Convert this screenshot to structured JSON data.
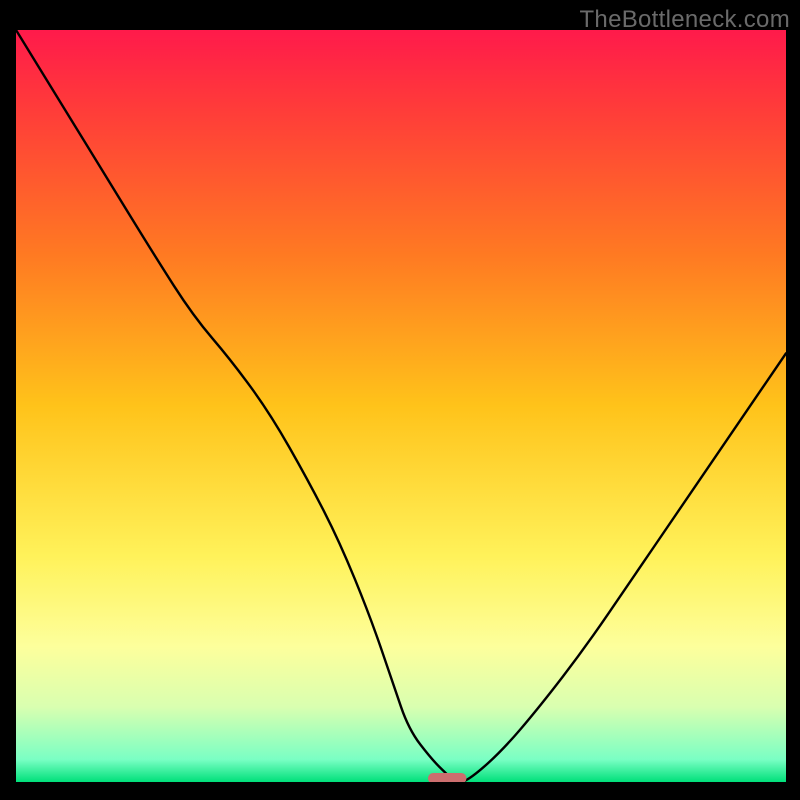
{
  "attribution": "TheBottleneck.com",
  "chart_data": {
    "type": "line",
    "title": "",
    "xlabel": "",
    "ylabel": "",
    "xlim": [
      0,
      100
    ],
    "ylim": [
      0,
      100
    ],
    "grid": false,
    "legend": false,
    "background": {
      "type": "vertical-gradient",
      "stops": [
        {
          "offset": 0.0,
          "color": "#ff1a4b"
        },
        {
          "offset": 0.1,
          "color": "#ff3a3a"
        },
        {
          "offset": 0.3,
          "color": "#ff7a22"
        },
        {
          "offset": 0.5,
          "color": "#ffc31a"
        },
        {
          "offset": 0.7,
          "color": "#fff25a"
        },
        {
          "offset": 0.82,
          "color": "#fdff9c"
        },
        {
          "offset": 0.9,
          "color": "#d9ffb0"
        },
        {
          "offset": 0.97,
          "color": "#7affc4"
        },
        {
          "offset": 1.0,
          "color": "#00e07a"
        }
      ]
    },
    "series": [
      {
        "name": "bottleneck-curve",
        "stroke": "#000000",
        "stroke_width": 2.4,
        "x": [
          0,
          6,
          12,
          18,
          23,
          28,
          33,
          38,
          42,
          46,
          49,
          51,
          54,
          56,
          57,
          58.5,
          63,
          68,
          74,
          80,
          86,
          92,
          100
        ],
        "y": [
          100,
          90,
          80,
          70,
          62,
          56,
          49,
          40,
          32,
          22,
          13,
          7,
          3,
          1,
          0,
          0,
          4,
          10,
          18,
          27,
          36,
          45,
          57
        ]
      }
    ],
    "marker": {
      "name": "optimal-range",
      "shape": "rounded-rect",
      "x": 56.0,
      "y": 0.5,
      "width": 5.0,
      "height": 1.4,
      "fill": "#cc6e6e"
    }
  },
  "colors": {
    "frame": "#000000",
    "attribution_text": "#6a6a6a"
  }
}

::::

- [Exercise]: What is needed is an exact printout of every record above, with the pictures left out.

- [Task output]:
Convert this screenshot to structured JSON data.
{
  "attribution": "TheBottleneck.com",
  "chart_data": {
    "type": "line",
    "title": "",
    "xlabel": "",
    "ylabel": "",
    "xlim": [
      0,
      100
    ],
    "ylim": [
      0,
      100
    ],
    "grid": false,
    "legend": false,
    "background": {
      "type": "vertical-gradient",
      "stops": [
        {
          "offset": 0.0,
          "color": "#ff1a4b"
        },
        {
          "offset": 0.1,
          "color": "#ff3a3a"
        },
        {
          "offset": 0.3,
          "color": "#ff7a22"
        },
        {
          "offset": 0.5,
          "color": "#ffc31a"
        },
        {
          "offset": 0.7,
          "color": "#fff25a"
        },
        {
          "offset": 0.82,
          "color": "#fdff9c"
        },
        {
          "offset": 0.9,
          "color": "#d9ffb0"
        },
        {
          "offset": 0.97,
          "color": "#7affc4"
        },
        {
          "offset": 1.0,
          "color": "#00e07a"
        }
      ]
    },
    "series": [
      {
        "name": "bottleneck-curve",
        "stroke": "#000000",
        "stroke_width": 2.4,
        "x": [
          0,
          6,
          12,
          18,
          23,
          28,
          33,
          38,
          42,
          46,
          49,
          51,
          54,
          56,
          57,
          58.5,
          63,
          68,
          74,
          80,
          86,
          92,
          100
        ],
        "y": [
          100,
          90,
          80,
          70,
          62,
          56,
          49,
          40,
          32,
          22,
          13,
          7,
          3,
          1,
          0,
          0,
          4,
          10,
          18,
          27,
          36,
          45,
          57
        ]
      }
    ],
    "marker": {
      "name": "optimal-range",
      "shape": "rounded-rect",
      "x": 56.0,
      "y": 0.5,
      "width": 5.0,
      "height": 1.4,
      "fill": "#cc6e6e"
    }
  },
  "colors": {
    "frame": "#000000",
    "attribution_text": "#6a6a6a"
  }
}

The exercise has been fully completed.